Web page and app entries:
-------------------------

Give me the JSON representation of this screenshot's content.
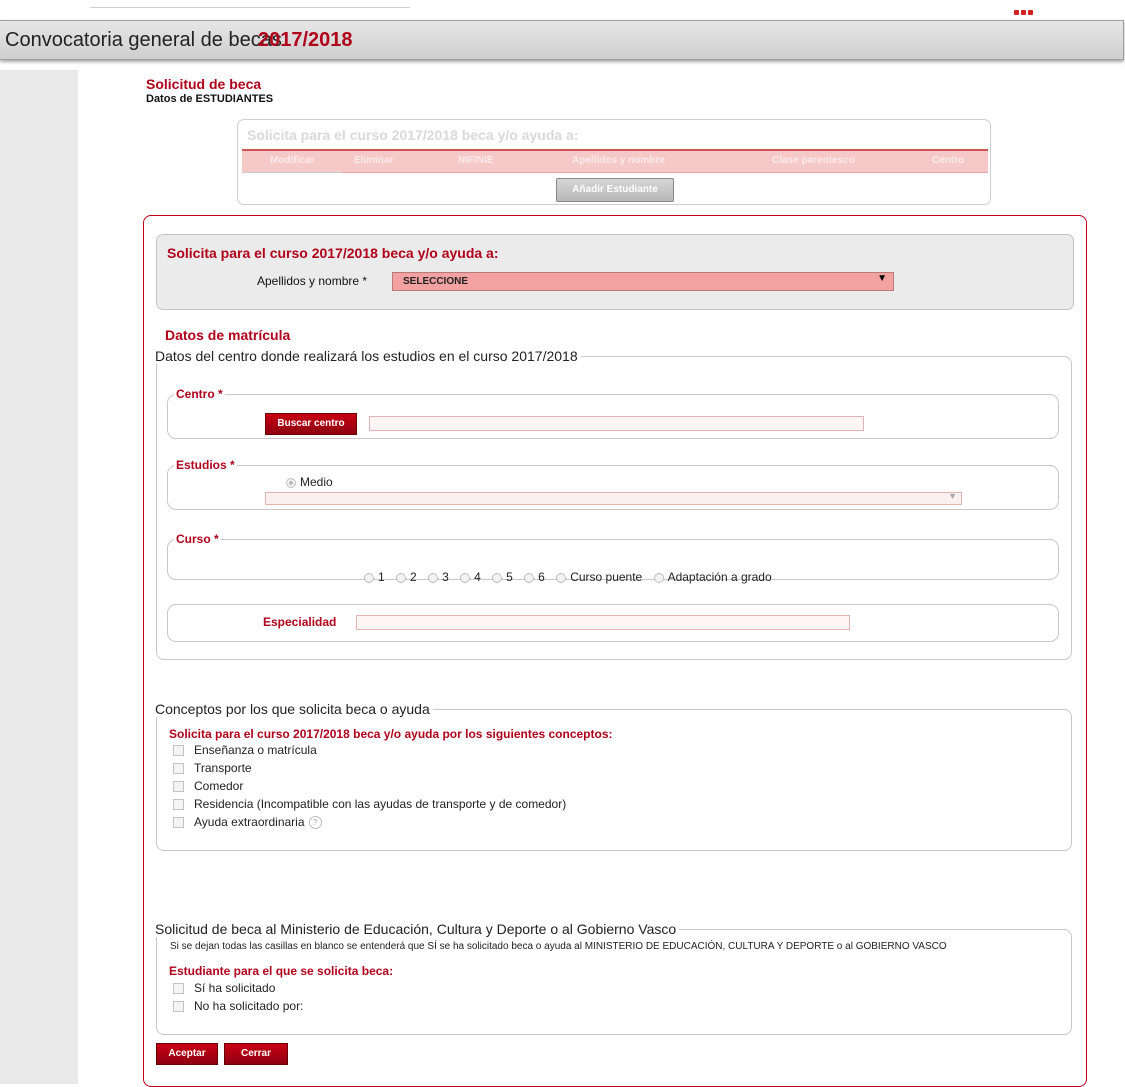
{
  "header": {
    "title": "Convocatoria general de becas",
    "year": "2017/2018"
  },
  "form": {
    "title": "Solicitud de beca",
    "subtitle": "Datos de ESTUDIANTES"
  },
  "students": {
    "header": "Solicita para el curso 2017/2018 beca y/o ayuda a:",
    "columns": [
      "Modificar",
      "Eliminar",
      "NIF/NIE",
      "Apellidos y nombre",
      "Clase parentesco",
      "Centro"
    ],
    "add_button": "Añadir Estudiante"
  },
  "selection": {
    "header": "Solicita para el curso 2017/2018 beca y/o ayuda a:",
    "label": "Apellidos y nombre *",
    "value": "SELECCIONE"
  },
  "matricula": {
    "title": "Datos de matrícula",
    "legend": "Datos del centro donde realizará los estudios en el curso 2017/2018",
    "centro": {
      "legend": "Centro *",
      "button": "Buscar centro",
      "value": ""
    },
    "estudios": {
      "legend": "Estudios *",
      "option": "Medio",
      "value": ""
    },
    "curso": {
      "legend": "Curso *",
      "options": [
        "1",
        "2",
        "3",
        "4",
        "5",
        "6",
        "Curso puente",
        "Adaptación a grado"
      ]
    },
    "especialidad": {
      "label": "Especialidad",
      "value": ""
    }
  },
  "conceptos": {
    "legend": "Conceptos por los que solicita beca o ayuda",
    "heading": "Solicita para el curso 2017/2018 beca y/o ayuda por los siguientes conceptos:",
    "items": [
      "Enseñanza o matrícula",
      "Transporte",
      "Comedor",
      "Residencia (Incompatible con las ayudas de transporte y de comedor)",
      "Ayuda extraordinaria"
    ]
  },
  "ministerio": {
    "legend": "Solicitud de beca al Ministerio de Educación, Cultura y Deporte o al Gobierno Vasco",
    "note": "Si se dejan todas las casillas en blanco se entenderá que SÍ se ha solicitado beca o ayuda al MINISTERIO DE EDUCACIÓN, CULTURA Y DEPORTE o al GOBIERNO VASCO",
    "heading": "Estudiante para el que se solicita beca:",
    "options": [
      "Sí ha solicitado",
      "No ha solicitado por:"
    ]
  },
  "actions": {
    "accept": "Aceptar",
    "close": "Cerrar"
  },
  "colors": {
    "accent": "#b0001a",
    "button_red": "#a80012",
    "select_bg": "#f3a1a1"
  }
}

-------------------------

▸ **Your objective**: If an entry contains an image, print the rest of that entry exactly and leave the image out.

▸ **Your response**:
Give me the JSON representation of this screenshot's content.
{
  "header": {
    "title": "Convocatoria general de becas",
    "year": "2017/2018"
  },
  "form": {
    "title": "Solicitud de beca",
    "subtitle": "Datos de ESTUDIANTES"
  },
  "students": {
    "header": "Solicita para el curso 2017/2018 beca y/o ayuda a:",
    "columns": [
      "Modificar",
      "Eliminar",
      "NIF/NIE",
      "Apellidos y nombre",
      "Clase parentesco",
      "Centro"
    ],
    "add_button": "Añadir Estudiante"
  },
  "selection": {
    "header": "Solicita para el curso 2017/2018 beca y/o ayuda a:",
    "label": "Apellidos y nombre *",
    "value": "SELECCIONE"
  },
  "matricula": {
    "title": "Datos de matrícula",
    "legend": "Datos del centro donde realizará los estudios en el curso 2017/2018",
    "centro": {
      "legend": "Centro *",
      "button": "Buscar centro",
      "value": ""
    },
    "estudios": {
      "legend": "Estudios *",
      "option": "Medio",
      "value": ""
    },
    "curso": {
      "legend": "Curso *",
      "options": [
        "1",
        "2",
        "3",
        "4",
        "5",
        "6",
        "Curso puente",
        "Adaptación a grado"
      ]
    },
    "especialidad": {
      "label": "Especialidad",
      "value": ""
    }
  },
  "conceptos": {
    "legend": "Conceptos por los que solicita beca o ayuda",
    "heading": "Solicita para el curso 2017/2018 beca y/o ayuda por los siguientes conceptos:",
    "items": [
      "Enseñanza o matrícula",
      "Transporte",
      "Comedor",
      "Residencia (Incompatible con las ayudas de transporte y de comedor)",
      "Ayuda extraordinaria"
    ]
  },
  "ministerio": {
    "legend": "Solicitud de beca al Ministerio de Educación, Cultura y Deporte o al Gobierno Vasco",
    "note": "Si se dejan todas las casillas en blanco se entenderá que SÍ se ha solicitado beca o ayuda al MINISTERIO DE EDUCACIÓN, CULTURA Y DEPORTE o al GOBIERNO VASCO",
    "heading": "Estudiante para el que se solicita beca:",
    "options": [
      "Sí ha solicitado",
      "No ha solicitado por:"
    ]
  },
  "actions": {
    "accept": "Aceptar",
    "close": "Cerrar"
  },
  "colors": {
    "accent": "#b0001a",
    "button_red": "#a80012",
    "select_bg": "#f3a1a1"
  }
}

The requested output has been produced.